Bottom "awakens." He thinks he is still in the middle of the rehearsal but gradually comes into possession of his faculties:

I have had a most rare vision. I have had a dream, past the wit of man to say what dream it was. Man is but an ass, if he go about t' expound this dream. Methought I was -- there is no man can tell what. Methought I was, and methought I had -- but man is but a patch'd fool, if he will offer to say what methought I had. The eye of man hath not heard, the ear of man hath not seen, man's hand is not able to taste, his tongue to conceive, nor his heart to report, what my dream was. I will get Peter Quince to write a ballet of this dream. It shall be called "Bottom's Dream," because it hath no bottom; and I will sing it in the latter end of a play, before the Duke. Peradventure, to make it the more gracious, I shall sing it at her death. (IV.i.204-219)
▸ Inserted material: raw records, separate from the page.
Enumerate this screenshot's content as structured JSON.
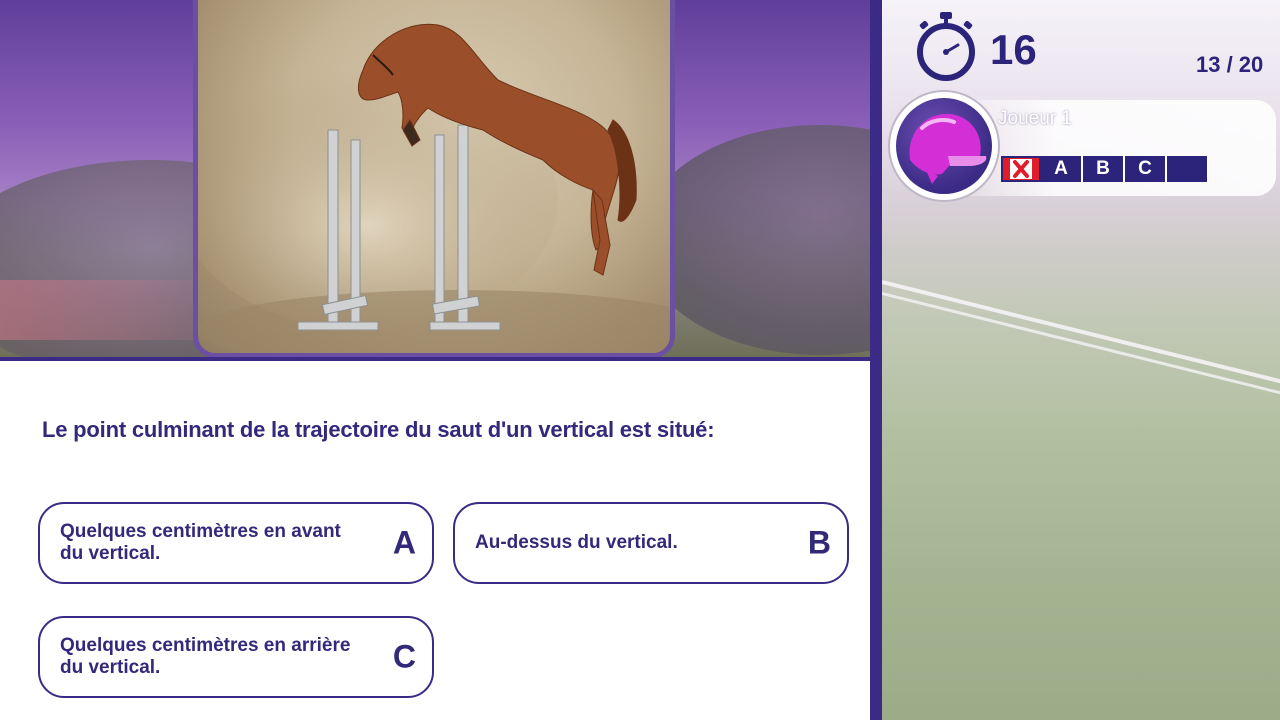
{
  "question": {
    "text": "Le point culminant de la trajectoire du saut d'un vertical est situé:",
    "image_subject": "horse-jumping-photo"
  },
  "answers": [
    {
      "text": "Quelques centimètres en avant du vertical.",
      "letter": "A"
    },
    {
      "text": "Au-dessus du vertical.",
      "letter": "B"
    },
    {
      "text": "Quelques centimètres en arrière du vertical.",
      "letter": "C"
    }
  ],
  "hud": {
    "timer_value": "16",
    "progress": "13 / 20"
  },
  "player": {
    "name": "Joueur 1",
    "answer_slots": [
      {
        "icon": "wrong-x-icon"
      },
      {
        "label": "A"
      },
      {
        "label": "B"
      },
      {
        "label": "C"
      },
      {
        "label": ""
      }
    ]
  },
  "colors": {
    "primary": "#33297a",
    "frame": "#3b2a86",
    "wrong": "#e11d2a",
    "helmet": "#d42fd6"
  }
}
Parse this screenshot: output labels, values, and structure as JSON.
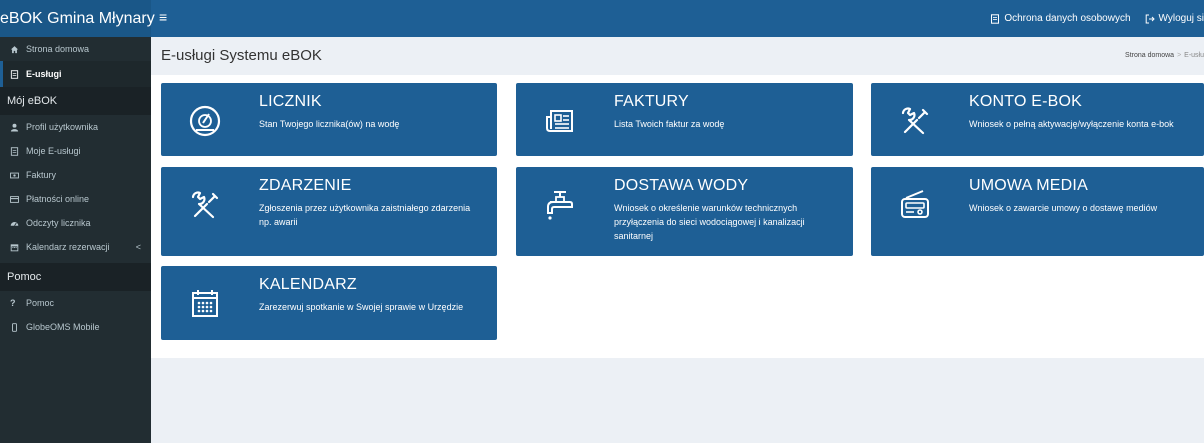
{
  "app": {
    "brand": "eBOK Gmina Młynary",
    "menu_icon": "≡"
  },
  "topbar": {
    "privacy_label": "Ochrona danych osobowych",
    "logout_label": "Wyloguj si"
  },
  "sidebar": {
    "items_top": [
      {
        "label": "Strona domowa",
        "icon": "home-icon"
      },
      {
        "label": "E-usługi",
        "icon": "file-icon",
        "active": true
      }
    ],
    "section_my": "Mój eBOK",
    "items_my": [
      {
        "label": "Profil użytkownika",
        "icon": "user-icon"
      },
      {
        "label": "Moje E-usługi",
        "icon": "file-icon"
      },
      {
        "label": "Faktury",
        "icon": "money-icon"
      },
      {
        "label": "Płatności online",
        "icon": "card-icon"
      },
      {
        "label": "Odczyty licznika",
        "icon": "tachometer-icon"
      },
      {
        "label": "Kalendarz rezerwacji",
        "icon": "calendar-icon",
        "chevron": "<"
      }
    ],
    "section_help": "Pomoc",
    "items_help": [
      {
        "label": "Pomoc",
        "icon": "question-icon",
        "glyph": "?"
      },
      {
        "label": "GlobeOMS Mobile",
        "icon": "mobile-icon"
      }
    ]
  },
  "header": {
    "title": "E-usługi Systemu eBOK",
    "breadcrumb_home": "Strona domowa",
    "breadcrumb_sep": ">",
    "breadcrumb_current": "E-usłu"
  },
  "tiles": [
    {
      "title": "LICZNIK",
      "desc": "Stan Twojego licznika(ów) na wodę",
      "icon": "gauge-icon"
    },
    {
      "title": "FAKTURY",
      "desc": "Lista Twoich faktur za wodę",
      "icon": "newspaper-icon"
    },
    {
      "title": "KONTO E-BOK",
      "desc": "Wniosek o pełną aktywację/wyłączenie konta e-bok",
      "icon": "tools-icon"
    },
    {
      "title": "ZDARZENIE",
      "desc": "Zgłoszenia przez użytkownika zaistniałego zdarzenia np. awarii",
      "icon": "tools-icon"
    },
    {
      "title": "DOSTAWA WODY",
      "desc": "Wniosek o określenie warunków technicznych przyłączenia do sieci wodociągowej i kanalizacji sanitarnej",
      "icon": "faucet-icon"
    },
    {
      "title": "UMOWA MEDIA",
      "desc": "Wniosek o zawarcie umowy o dostawę mediów",
      "icon": "radio-icon"
    },
    {
      "title": "KALENDARZ",
      "desc": "Zarezerwuj spotkanie w Swojej sprawie w Urzędzie",
      "icon": "calendar-icon"
    }
  ],
  "colors": {
    "primary": "#1e5f95",
    "sidebar": "#222d32",
    "background": "#ecf0f5"
  }
}
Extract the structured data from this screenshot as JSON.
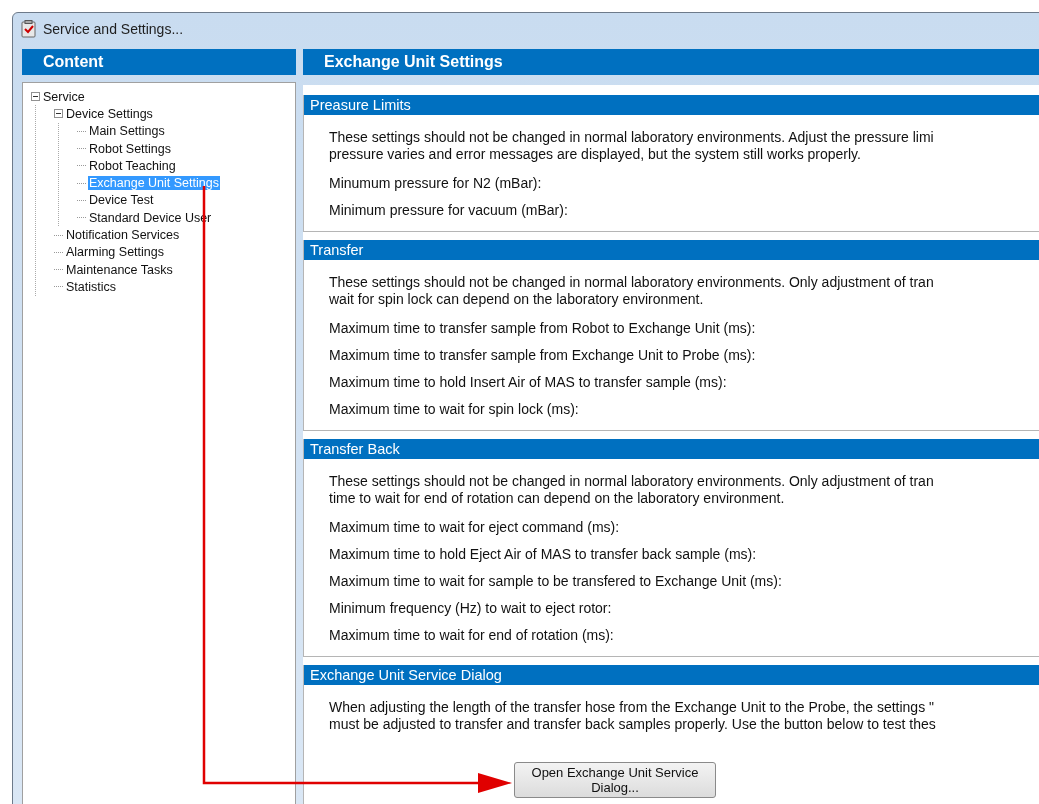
{
  "window": {
    "title": "Service and Settings..."
  },
  "sidebar": {
    "title": "Content",
    "tree": [
      {
        "label": "Service",
        "expanded": true,
        "selected": false,
        "children": [
          {
            "label": "Device Settings",
            "expanded": true,
            "selected": false,
            "children": [
              {
                "label": "Main Settings",
                "selected": false
              },
              {
                "label": "Robot Settings",
                "selected": false
              },
              {
                "label": "Robot Teaching",
                "selected": false
              },
              {
                "label": "Exchange Unit Settings",
                "selected": true
              },
              {
                "label": "Device Test",
                "selected": false
              },
              {
                "label": "Standard Device User",
                "selected": false
              }
            ]
          },
          {
            "label": "Notification Services",
            "selected": false
          },
          {
            "label": "Alarming Settings",
            "selected": false
          },
          {
            "label": "Maintenance Tasks",
            "selected": false
          },
          {
            "label": "Statistics",
            "selected": false
          }
        ]
      }
    ]
  },
  "main": {
    "title": "Exchange Unit Settings",
    "sections": [
      {
        "title": "Preasure Limits",
        "description": [
          "These settings should not be changed in normal laboratory environments. Adjust the pressure limi",
          "pressure varies and error messages are displayed, but the system still works properly."
        ],
        "fields": [
          "Minumum pressure for N2 (mBar):",
          "Minimum pressure for vacuum (mBar):"
        ]
      },
      {
        "title": "Transfer",
        "description": [
          "These settings should not be changed in normal laboratory environments. Only adjustment of tran",
          "wait for spin lock can depend on the laboratory environment."
        ],
        "fields": [
          "Maximum time to transfer sample from Robot to Exchange Unit (ms):",
          "Maximum time to transfer sample from Exchange Unit to Probe (ms):",
          "Maximum time to hold Insert Air of MAS to transfer sample (ms):",
          "Maximum time to wait for spin lock (ms):"
        ]
      },
      {
        "title": "Transfer Back",
        "description": [
          "These settings should not be changed in normal laboratory environments. Only adjustment of tran",
          "time to wait for end of rotation can depend on the laboratory environment."
        ],
        "fields": [
          "Maximum time to wait for eject command (ms):",
          "Maximum time to hold Eject Air of MAS to transfer back sample (ms):",
          "Maximum time to wait for sample to be transfered to Exchange Unit (ms):",
          "Minimum frequency (Hz) to wait to eject rotor:",
          "Maximum time to wait for end of rotation (ms):"
        ]
      },
      {
        "title": "Exchange Unit Service Dialog",
        "description": [
          "When adjusting the length of the transfer hose from the Exchange Unit to the Probe, the settings \"",
          "must be adjusted to transfer and transfer back samples properly. Use the button below to test thes"
        ],
        "button": "Open Exchange Unit Service Dialog..."
      }
    ]
  }
}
So what's this all about, eh? And who is the "her" at the end with no pronoun antecedent?

This includes a muddled misquotation of a Pauline letter (I Corinthians 2:9-10; check out the previous verse). More importantly, it is Bottom's sense in this speech that he has had an experience greater than he can comprehend "that makes this role not just for a fine comedian but for a great actor" (Wells 68). "For what Shakespeare has caught here in perfection is the original miracle of the Imagination, the awakening of spiritual life in the animal man" (Goddard, I 80), or "an apocalyptic, unfallen man, whose awakened senses fuse in a synesthetic unity" (Bloom 167; cf. Garber 232). Truly, though, "De Vere's own rumored days of flirtations and privy chamber sighs shared with the queen of England in 1573 must have seemed, two decades later, as strange as A Midsummer Night's Dream's vision of a faerie queen tumbling in the hay with an ass" (Anderson 277).


With Bottom missing in action, the players mourn their lost opportunity. They eulogize their comrade, though Quince calls him "a very paramour for a sweet voice" (IV.ii.11-12). Flute corrects him: "You must say 'paragon.' A paramour is (God bless us!) a thing of naught" (IV.ii.13-14). But Bottom finally does return: "Masters, I am to discourse wonders; but ask me not what; for if I tell you, I am no true Athenian" (IV.ii.30-31) -- so secrecy about having an affair with the Fairy Queen = state loyalty. Bottom brings good news: "our play is preferr'd" (IV.ii.39). He advises: "eat no onions nor garlic, for we are to utter sweet breath; and I do not doubt but to hear them say, it is a sweet comedy" (IV.ii.42-44).

Act V

Shakespeare Index